Exercise details:
Word for word, repeat the data that follows. Do not include the pictures.

[Entries from a dataset of interfaces]
================================
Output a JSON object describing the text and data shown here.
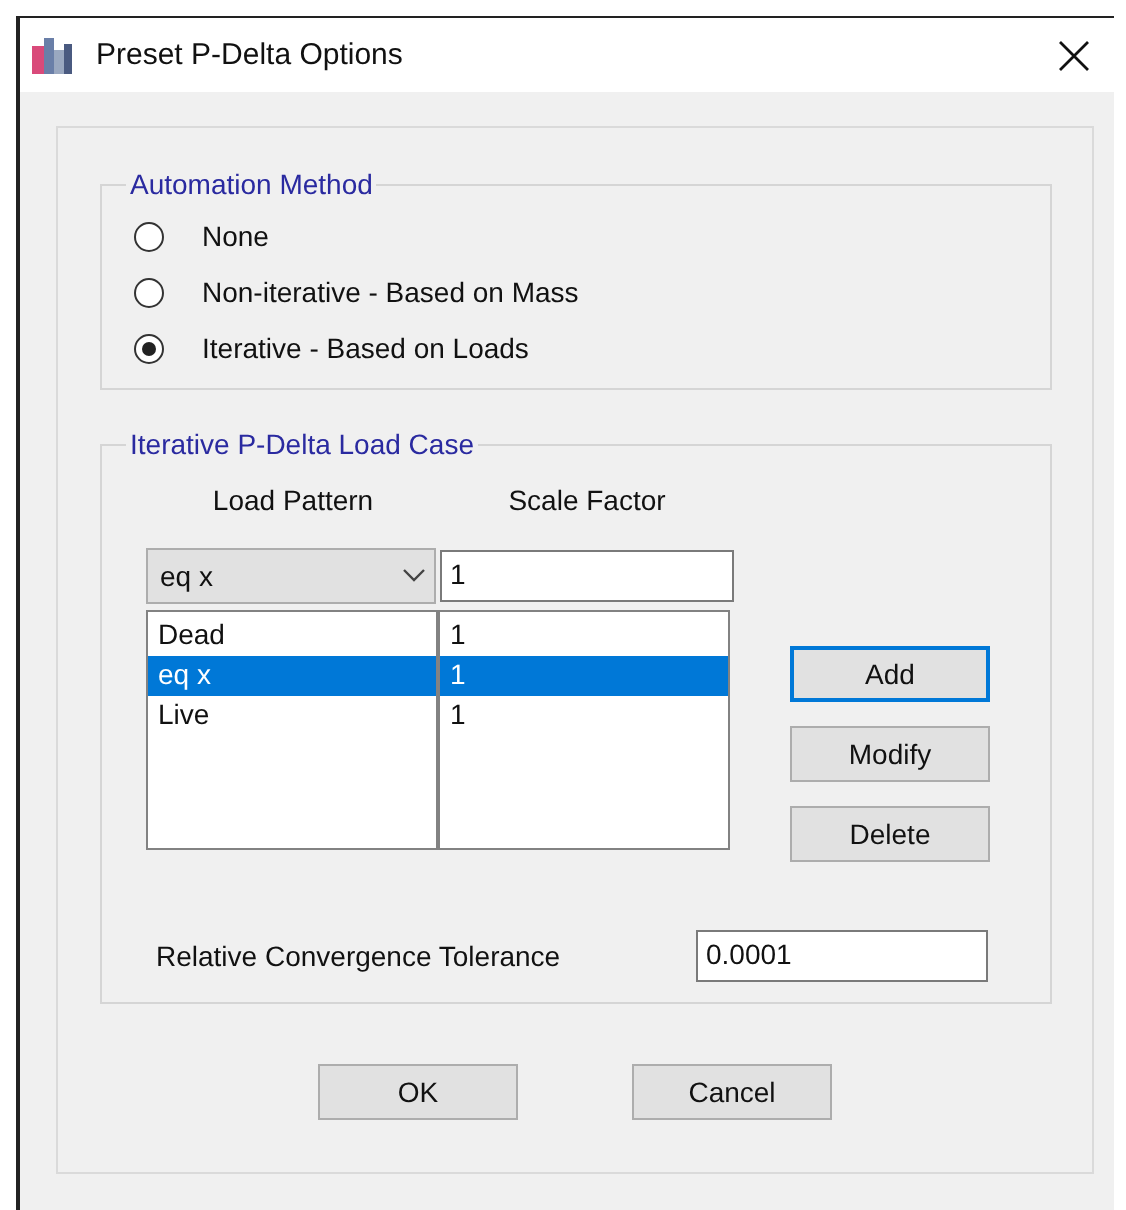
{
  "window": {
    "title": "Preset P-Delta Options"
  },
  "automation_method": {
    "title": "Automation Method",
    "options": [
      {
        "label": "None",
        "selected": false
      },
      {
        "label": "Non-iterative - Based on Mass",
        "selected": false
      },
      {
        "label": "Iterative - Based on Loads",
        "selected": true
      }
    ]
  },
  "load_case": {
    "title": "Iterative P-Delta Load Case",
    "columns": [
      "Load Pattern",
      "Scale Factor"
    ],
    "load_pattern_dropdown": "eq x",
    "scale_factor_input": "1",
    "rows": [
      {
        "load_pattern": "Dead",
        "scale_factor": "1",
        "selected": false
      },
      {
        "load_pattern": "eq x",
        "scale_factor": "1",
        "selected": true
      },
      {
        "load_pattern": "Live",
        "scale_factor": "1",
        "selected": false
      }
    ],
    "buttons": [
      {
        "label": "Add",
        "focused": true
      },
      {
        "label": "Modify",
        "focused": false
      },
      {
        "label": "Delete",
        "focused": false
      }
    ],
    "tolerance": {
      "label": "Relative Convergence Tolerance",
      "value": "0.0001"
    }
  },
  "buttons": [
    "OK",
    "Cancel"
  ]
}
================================
Written response:
Output a JSON object describing the text and data shown here.
{
  "window": {
    "title": "Preset P-Delta Options"
  },
  "automation_method": {
    "title": "Automation Method",
    "options": [
      {
        "label": "None",
        "selected": false
      },
      {
        "label": "Non-iterative - Based on Mass",
        "selected": false
      },
      {
        "label": "Iterative - Based on Loads",
        "selected": true
      }
    ]
  },
  "load_case": {
    "title": "Iterative P-Delta Load Case",
    "columns": [
      "Load Pattern",
      "Scale Factor"
    ],
    "load_pattern_dropdown": "eq x",
    "scale_factor_input": "1",
    "rows": [
      {
        "load_pattern": "Dead",
        "scale_factor": "1",
        "selected": false
      },
      {
        "load_pattern": "eq x",
        "scale_factor": "1",
        "selected": true
      },
      {
        "load_pattern": "Live",
        "scale_factor": "1",
        "selected": false
      }
    ],
    "buttons": [
      {
        "label": "Add",
        "focused": true
      },
      {
        "label": "Modify",
        "focused": false
      },
      {
        "label": "Delete",
        "focused": false
      }
    ],
    "tolerance": {
      "label": "Relative Convergence Tolerance",
      "value": "0.0001"
    }
  },
  "buttons": [
    "OK",
    "Cancel"
  ]
}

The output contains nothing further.